- Dooley DJ, Donovan CM, Meder WP, et al. Preferential action of gabapentin and pregabalin at P/Q-type voltage-sensitive calcium channels: inhibition of K+-evoked [3H]-norepinephrine release from rat neocortical slices. Synapse 45(3), 171-190 (2002).
- Fehrenbacher JC, Taylor CP, Vasko MR. Pregabalin and gabapentin reduce release of substance P and CGRP from rat spinal tissues only after inflammation or activation of protein kinase C. Pain 105(1-2), 133-141 (2003).
- Taylor CP, Garrido R. Immunostaining of rat brain, spinal cord, sensory neurons and skeletal muscle for calcium channel alpha2-delta (alpha2-delta) type 1 protein. Neuroscience 155(2), 510-521 (2008).
- La Porta C, Lara-Mayorga IM, Negrete R, et al. Effects of pregabalin on the nociceptive, emotional and cognitive manifestations of neuropathic pain in mice. Eur. J. Pain 20(9), 1454-1466 (2016).
- Hall TD, Shah S, Ng B, et al. Changes in mood, depression and suicidal ideation after commencing pregabalin for neuropathic pain. Aust. Fam. Physician 43(10), 705-708 (2014).

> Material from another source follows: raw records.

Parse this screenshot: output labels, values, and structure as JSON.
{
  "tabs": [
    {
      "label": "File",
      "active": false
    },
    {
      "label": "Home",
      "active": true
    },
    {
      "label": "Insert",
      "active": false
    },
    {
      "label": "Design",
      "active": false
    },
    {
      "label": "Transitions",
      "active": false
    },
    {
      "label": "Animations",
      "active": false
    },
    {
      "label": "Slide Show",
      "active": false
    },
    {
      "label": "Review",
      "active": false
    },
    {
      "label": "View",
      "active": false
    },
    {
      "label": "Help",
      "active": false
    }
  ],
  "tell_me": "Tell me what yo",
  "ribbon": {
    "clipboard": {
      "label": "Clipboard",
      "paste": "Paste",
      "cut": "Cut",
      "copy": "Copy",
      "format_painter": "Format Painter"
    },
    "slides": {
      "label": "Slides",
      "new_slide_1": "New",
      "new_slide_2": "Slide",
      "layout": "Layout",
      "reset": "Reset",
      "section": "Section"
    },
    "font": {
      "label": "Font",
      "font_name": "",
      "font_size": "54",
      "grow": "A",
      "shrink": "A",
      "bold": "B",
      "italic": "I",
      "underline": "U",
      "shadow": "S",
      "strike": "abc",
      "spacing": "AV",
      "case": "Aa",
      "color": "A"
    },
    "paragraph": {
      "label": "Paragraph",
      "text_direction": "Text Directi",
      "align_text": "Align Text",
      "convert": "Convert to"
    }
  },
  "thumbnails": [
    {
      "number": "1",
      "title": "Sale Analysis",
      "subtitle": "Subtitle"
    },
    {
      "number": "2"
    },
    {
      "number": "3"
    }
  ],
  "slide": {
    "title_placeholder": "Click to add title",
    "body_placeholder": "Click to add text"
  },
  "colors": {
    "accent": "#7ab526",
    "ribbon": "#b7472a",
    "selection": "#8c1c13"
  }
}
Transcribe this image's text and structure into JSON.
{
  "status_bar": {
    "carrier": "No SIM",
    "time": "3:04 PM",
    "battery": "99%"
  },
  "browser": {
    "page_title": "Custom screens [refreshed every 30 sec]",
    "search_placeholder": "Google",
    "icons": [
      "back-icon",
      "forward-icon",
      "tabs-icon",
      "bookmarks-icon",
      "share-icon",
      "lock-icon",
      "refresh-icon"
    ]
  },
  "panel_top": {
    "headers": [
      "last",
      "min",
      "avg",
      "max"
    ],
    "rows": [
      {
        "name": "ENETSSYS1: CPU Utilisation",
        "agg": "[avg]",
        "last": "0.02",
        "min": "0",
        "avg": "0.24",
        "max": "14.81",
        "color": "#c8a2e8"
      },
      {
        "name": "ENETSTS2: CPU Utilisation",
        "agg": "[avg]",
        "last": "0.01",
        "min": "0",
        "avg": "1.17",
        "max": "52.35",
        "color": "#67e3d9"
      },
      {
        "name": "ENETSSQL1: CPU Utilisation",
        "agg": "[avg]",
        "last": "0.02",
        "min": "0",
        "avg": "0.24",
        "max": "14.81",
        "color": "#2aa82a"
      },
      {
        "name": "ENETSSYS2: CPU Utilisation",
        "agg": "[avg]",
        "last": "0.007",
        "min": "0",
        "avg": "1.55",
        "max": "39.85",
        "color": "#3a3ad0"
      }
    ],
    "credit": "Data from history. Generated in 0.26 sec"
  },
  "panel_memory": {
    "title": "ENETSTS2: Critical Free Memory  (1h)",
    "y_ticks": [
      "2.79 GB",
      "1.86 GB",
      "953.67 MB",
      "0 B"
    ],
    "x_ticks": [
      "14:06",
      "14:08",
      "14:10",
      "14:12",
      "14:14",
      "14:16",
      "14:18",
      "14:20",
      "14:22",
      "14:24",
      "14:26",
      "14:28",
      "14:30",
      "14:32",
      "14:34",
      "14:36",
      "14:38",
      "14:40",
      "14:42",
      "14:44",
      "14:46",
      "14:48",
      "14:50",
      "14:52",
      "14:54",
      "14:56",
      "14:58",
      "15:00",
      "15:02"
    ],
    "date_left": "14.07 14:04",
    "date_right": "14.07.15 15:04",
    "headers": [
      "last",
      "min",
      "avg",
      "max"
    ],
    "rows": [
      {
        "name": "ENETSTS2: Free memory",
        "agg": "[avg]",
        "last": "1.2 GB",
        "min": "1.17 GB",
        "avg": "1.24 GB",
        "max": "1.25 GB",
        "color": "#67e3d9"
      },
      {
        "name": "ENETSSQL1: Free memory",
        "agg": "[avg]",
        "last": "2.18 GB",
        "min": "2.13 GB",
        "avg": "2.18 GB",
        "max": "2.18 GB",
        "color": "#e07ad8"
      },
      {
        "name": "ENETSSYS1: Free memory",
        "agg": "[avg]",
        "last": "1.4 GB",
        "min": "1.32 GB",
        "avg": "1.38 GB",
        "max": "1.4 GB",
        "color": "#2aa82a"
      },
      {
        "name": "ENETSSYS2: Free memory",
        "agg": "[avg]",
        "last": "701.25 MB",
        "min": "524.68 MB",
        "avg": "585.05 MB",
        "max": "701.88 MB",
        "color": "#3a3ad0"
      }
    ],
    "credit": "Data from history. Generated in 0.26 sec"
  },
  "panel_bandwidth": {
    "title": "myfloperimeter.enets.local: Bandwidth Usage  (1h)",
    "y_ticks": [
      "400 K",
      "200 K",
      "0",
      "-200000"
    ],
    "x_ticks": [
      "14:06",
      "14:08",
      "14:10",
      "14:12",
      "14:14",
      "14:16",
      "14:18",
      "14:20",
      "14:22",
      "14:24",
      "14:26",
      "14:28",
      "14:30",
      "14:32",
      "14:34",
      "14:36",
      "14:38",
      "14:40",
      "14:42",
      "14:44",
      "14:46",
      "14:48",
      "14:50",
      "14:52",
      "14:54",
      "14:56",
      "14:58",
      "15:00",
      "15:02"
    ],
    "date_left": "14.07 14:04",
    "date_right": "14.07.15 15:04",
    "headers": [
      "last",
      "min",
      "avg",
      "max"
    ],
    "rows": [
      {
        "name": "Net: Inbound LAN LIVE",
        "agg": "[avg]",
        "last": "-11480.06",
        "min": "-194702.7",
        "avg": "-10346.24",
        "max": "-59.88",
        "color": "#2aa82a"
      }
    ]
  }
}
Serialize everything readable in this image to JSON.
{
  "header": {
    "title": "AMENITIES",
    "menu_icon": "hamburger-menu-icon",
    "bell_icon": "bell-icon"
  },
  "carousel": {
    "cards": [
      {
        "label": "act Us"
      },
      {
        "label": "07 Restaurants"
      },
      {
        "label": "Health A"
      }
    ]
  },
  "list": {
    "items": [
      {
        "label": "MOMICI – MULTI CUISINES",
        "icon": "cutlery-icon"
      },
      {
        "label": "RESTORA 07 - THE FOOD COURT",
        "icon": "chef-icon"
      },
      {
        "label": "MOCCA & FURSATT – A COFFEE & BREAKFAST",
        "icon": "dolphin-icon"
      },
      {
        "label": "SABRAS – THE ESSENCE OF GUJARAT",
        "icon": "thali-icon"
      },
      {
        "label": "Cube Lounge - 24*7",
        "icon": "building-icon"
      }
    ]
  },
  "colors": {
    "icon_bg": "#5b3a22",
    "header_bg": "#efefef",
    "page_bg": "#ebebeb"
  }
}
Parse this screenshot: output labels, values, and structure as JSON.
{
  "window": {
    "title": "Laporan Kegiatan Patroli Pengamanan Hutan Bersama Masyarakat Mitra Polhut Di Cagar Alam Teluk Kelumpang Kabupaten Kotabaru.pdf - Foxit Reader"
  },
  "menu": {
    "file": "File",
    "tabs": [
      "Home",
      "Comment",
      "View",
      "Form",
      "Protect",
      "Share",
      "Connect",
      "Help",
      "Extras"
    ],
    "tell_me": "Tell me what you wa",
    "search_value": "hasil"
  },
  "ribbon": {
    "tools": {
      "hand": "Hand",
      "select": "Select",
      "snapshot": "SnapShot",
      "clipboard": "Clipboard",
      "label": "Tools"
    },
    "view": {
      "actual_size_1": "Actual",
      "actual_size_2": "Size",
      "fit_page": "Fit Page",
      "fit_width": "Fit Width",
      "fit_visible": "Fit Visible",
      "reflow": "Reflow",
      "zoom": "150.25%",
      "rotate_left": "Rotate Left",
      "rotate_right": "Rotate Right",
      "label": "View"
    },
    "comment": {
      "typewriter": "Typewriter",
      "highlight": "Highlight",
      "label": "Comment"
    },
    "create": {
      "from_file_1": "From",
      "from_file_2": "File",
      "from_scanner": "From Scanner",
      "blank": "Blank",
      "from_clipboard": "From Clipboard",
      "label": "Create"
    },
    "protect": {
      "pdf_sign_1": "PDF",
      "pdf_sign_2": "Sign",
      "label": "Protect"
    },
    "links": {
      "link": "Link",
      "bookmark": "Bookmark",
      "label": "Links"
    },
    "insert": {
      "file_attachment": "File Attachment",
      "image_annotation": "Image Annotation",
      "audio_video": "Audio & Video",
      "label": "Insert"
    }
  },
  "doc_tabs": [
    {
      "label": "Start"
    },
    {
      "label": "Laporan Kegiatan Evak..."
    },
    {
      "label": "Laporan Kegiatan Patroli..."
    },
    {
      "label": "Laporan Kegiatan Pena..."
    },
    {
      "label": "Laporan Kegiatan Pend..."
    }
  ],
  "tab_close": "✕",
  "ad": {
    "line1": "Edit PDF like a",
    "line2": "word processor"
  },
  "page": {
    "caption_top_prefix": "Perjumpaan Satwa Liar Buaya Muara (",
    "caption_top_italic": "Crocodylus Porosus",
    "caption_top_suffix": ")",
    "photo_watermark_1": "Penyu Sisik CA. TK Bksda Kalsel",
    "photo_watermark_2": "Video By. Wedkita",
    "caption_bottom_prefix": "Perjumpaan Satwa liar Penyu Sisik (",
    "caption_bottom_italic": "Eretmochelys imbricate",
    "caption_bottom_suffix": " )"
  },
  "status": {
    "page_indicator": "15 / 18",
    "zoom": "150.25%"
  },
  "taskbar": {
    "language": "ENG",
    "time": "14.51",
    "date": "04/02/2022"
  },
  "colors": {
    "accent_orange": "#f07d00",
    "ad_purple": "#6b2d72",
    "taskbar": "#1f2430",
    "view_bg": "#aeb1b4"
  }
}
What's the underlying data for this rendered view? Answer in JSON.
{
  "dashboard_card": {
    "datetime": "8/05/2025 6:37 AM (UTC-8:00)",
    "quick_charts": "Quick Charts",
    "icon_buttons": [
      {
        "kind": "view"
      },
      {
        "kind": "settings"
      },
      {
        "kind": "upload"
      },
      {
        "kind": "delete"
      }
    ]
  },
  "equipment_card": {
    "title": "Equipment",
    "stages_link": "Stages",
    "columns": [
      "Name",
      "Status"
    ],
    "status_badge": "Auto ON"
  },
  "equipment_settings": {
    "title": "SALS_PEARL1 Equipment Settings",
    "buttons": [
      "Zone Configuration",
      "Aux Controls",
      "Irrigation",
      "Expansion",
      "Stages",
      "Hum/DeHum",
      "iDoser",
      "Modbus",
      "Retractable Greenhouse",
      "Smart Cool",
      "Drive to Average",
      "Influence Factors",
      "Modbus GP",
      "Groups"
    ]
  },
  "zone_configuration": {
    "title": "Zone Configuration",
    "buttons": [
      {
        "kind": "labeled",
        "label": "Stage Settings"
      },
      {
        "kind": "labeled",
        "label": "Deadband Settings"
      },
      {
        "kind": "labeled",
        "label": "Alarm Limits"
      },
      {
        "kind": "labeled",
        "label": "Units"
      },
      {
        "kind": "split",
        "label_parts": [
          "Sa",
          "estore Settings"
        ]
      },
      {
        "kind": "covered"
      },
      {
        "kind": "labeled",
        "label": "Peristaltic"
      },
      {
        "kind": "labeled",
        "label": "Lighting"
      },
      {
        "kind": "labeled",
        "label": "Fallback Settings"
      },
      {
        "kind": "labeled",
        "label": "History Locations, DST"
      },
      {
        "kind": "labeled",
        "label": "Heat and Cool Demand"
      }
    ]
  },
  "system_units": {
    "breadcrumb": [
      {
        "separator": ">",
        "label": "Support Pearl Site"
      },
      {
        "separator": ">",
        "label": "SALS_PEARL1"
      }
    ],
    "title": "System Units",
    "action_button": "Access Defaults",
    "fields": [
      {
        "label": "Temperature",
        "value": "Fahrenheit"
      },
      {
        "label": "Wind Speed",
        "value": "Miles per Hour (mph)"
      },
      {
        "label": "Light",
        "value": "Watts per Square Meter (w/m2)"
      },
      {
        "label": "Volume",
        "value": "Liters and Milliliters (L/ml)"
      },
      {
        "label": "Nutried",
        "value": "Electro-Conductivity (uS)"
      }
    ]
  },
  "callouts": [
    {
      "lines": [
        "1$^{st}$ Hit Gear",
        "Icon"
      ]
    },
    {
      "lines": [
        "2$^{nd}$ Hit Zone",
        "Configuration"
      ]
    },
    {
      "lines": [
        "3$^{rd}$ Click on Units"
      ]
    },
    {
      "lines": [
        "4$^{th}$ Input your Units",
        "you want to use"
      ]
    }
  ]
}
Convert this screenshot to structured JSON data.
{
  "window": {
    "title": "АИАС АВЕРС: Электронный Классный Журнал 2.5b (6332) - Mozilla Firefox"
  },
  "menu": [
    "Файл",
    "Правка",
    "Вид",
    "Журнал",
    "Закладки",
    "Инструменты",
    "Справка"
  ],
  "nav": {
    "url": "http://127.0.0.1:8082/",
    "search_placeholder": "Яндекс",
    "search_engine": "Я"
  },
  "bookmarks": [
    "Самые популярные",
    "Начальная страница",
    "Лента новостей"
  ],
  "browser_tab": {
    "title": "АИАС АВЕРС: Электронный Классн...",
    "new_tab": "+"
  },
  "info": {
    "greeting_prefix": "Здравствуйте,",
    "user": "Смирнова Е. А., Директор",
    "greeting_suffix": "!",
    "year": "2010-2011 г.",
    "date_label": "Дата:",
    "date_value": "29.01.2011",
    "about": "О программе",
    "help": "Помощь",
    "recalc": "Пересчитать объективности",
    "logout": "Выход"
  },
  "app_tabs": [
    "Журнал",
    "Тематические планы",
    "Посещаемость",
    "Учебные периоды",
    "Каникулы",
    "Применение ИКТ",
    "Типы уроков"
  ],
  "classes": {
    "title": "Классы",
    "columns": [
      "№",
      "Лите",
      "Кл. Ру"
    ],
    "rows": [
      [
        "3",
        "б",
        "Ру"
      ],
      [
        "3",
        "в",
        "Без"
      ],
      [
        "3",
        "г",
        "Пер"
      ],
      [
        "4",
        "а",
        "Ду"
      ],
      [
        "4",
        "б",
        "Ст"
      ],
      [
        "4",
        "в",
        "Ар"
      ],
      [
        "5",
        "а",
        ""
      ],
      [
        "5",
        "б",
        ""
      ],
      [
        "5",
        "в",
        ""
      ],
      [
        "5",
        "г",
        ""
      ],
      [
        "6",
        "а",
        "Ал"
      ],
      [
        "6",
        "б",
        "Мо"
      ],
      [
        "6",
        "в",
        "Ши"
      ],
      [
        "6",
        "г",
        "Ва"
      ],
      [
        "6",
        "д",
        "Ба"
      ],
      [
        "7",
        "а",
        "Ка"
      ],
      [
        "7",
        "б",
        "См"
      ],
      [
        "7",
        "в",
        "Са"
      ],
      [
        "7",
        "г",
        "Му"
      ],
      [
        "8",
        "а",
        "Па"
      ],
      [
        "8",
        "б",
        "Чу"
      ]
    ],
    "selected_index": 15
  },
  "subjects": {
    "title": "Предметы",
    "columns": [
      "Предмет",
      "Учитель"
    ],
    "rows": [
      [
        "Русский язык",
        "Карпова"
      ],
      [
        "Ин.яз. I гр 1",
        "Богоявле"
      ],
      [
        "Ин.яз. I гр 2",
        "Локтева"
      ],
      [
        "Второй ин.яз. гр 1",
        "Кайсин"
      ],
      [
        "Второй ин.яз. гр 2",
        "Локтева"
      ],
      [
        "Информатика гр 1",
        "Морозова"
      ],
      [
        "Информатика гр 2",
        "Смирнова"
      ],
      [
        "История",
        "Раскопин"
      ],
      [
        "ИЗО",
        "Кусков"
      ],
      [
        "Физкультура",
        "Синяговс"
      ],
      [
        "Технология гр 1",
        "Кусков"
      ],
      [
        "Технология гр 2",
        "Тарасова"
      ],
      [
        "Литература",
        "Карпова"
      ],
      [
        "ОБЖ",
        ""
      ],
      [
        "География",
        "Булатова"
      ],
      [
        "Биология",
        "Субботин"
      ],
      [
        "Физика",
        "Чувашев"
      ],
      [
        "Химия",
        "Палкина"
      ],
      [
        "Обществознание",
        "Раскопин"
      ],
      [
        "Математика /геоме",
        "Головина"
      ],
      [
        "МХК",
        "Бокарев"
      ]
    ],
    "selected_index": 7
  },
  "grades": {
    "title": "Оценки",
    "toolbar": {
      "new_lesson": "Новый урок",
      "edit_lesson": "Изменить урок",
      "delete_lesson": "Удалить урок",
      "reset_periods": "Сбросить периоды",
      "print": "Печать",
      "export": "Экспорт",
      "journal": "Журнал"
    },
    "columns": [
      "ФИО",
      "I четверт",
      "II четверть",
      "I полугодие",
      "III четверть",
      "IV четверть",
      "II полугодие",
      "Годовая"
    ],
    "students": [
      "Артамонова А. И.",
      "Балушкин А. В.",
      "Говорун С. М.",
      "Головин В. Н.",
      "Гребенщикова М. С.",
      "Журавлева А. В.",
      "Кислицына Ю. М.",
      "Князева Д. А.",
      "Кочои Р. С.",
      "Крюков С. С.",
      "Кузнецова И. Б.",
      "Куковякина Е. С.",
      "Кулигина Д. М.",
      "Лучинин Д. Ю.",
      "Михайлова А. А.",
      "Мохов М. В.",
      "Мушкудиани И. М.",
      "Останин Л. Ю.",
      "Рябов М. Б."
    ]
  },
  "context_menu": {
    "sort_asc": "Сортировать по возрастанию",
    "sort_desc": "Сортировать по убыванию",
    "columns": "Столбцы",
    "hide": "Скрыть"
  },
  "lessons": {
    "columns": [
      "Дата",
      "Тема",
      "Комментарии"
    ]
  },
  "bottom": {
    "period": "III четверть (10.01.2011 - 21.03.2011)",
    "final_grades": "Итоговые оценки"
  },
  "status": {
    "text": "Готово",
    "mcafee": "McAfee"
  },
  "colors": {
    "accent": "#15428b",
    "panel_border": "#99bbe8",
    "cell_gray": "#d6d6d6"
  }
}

- Nestler EJ, Hyman SE. Animal models of neuropsychiatric disorders. Nat. Neurosci 13(10), 1161-1169 (2010).
- Gregoire S, Michaud V, Chapuy E, et al. Study of emotional and cognitive impairments in mononeuropathic rats: effect of duloxetine and gabapentin. Pain 153(8), 1657-1663 (2012).
- Patel S, Kale PP, Addepalli V, et al. Effect of a combination of duloxetine with hydroxyzine on experimental models of anxiety in mice. Ind. J. Pharmacol 47(2), 173-176 (2015).
- Sun GC, Hsu MC, Chia YY, et al. Effects of age and gender on intravenous midazolam premedication: a randomized double-blind study. Br. J. Anaesth 101(5), 632-639 (2008).
- Wallace VC, Segerdahl AR, Blackbeard J, et al. Anxiety-like behaviour is attenuated by gabapentin, morphine and diazepam in a rodent model of HIV anti-retroviral-associated neuropathic pain. Neurosci. Lett 448(1-9), 153-156 (2008).
- Quijada-Carrera J, Valenzuela-Castano A, Povedano-Gomez J, et al. Comparison of tenoxicam and bromazepan in the treatment of fibromyalgia: a randomized, double-blind, placebo-controlled trial. Pain 65(2-3), 221-225 (1996).
- Altamura AC, Moliterno D, Paletta S, et al. Understanding the pharmacokinetics of anxiolytic drugs. Expert. Opin. Drug Metab. Toxicol 9(4), 423-440 (2013).
- Parent AJ, Beaudet N, Beaudry H, et al. Increased anxiety-like behaviors in rats experiencing chronic inflammatory pain. Behav. Brain. Res 229(1), 160-167 (2012).
- Carden SE, Coons EE. Diazepam's impact on self-stimulation but not stimulation-escape suggests hedonic modulation. Behav. Neurosci 104(1), 56-61 (1990).
- Reynolds LM, Engin E, Tantillo G, et al. Differential roles of GABA(A) receptor subtypes in benzodiazepine-induced enhancement of brain-stimulation reward. Neuropsychopharmacology 37(11), 2531-2540 (2012).
- Mitchell MR, Vokes CM, Blankenship AL, et al. Effects of acute administration of nicotine, amphetamine, diazepam, morphine, and ethanol on risky decision-making in rats. Psychopharmacology 218(4), 703-712 (2011).
- Chen SD, Wang YL, Liang SF, et al. Rapid amygdala kindling causes motor seizure and comorbidity of anxiety- and depression-like behaviors in rats. Front. Behav. Neurosci 10(1), 129 (2016).